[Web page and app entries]
[Start of section]
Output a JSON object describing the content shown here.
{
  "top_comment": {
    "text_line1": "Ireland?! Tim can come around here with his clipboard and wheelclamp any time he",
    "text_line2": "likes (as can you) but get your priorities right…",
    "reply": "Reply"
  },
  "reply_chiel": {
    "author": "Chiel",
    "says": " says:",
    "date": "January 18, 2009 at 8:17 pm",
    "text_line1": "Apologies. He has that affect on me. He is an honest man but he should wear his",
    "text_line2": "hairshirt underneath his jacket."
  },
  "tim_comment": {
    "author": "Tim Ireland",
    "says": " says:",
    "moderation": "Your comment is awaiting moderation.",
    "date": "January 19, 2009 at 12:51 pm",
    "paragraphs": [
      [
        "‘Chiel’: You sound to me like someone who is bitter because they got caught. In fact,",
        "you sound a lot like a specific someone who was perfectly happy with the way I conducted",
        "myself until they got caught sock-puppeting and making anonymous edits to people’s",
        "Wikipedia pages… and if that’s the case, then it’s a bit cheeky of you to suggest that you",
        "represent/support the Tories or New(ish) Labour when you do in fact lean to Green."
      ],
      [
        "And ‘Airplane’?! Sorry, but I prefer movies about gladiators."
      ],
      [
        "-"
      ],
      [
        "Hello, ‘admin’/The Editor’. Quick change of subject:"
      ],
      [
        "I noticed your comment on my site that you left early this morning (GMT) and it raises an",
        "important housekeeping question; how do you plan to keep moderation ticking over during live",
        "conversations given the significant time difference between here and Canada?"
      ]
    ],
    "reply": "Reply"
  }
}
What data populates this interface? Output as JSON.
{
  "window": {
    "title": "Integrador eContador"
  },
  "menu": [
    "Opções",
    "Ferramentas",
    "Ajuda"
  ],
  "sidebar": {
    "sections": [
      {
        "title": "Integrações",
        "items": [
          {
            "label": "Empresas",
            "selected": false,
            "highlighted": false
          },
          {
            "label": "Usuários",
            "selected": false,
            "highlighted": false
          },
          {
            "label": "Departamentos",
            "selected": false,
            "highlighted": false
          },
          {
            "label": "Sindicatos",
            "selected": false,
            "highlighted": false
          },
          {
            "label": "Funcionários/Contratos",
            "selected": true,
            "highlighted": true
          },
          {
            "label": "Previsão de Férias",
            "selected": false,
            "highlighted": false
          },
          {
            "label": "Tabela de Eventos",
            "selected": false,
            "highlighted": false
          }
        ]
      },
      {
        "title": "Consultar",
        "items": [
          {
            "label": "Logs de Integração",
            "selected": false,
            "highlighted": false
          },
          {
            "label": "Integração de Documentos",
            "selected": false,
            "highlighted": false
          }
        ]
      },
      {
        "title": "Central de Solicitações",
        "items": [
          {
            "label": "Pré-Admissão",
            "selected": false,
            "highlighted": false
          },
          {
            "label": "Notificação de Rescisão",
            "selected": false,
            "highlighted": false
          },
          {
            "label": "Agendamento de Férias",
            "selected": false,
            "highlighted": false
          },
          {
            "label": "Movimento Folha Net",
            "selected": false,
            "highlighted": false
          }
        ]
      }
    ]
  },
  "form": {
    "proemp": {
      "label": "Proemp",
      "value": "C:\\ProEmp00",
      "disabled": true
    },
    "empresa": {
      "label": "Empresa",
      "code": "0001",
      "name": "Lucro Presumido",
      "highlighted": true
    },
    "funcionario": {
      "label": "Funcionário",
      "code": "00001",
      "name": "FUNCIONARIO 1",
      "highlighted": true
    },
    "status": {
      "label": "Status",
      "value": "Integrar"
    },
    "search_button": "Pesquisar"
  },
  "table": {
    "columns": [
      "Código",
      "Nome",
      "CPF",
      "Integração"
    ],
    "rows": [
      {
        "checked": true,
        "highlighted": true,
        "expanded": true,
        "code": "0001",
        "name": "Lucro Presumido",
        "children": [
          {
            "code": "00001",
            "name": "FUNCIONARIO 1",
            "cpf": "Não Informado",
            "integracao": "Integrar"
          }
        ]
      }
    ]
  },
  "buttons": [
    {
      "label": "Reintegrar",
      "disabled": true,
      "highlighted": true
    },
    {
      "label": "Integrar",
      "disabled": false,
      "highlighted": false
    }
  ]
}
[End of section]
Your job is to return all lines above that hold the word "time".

**Exercise output**
    "text_line1": "Ireland?! Tim can come around here with his clipboard and wheelclamp any time he",
        "conversations given the significant time difference between here and Canada?"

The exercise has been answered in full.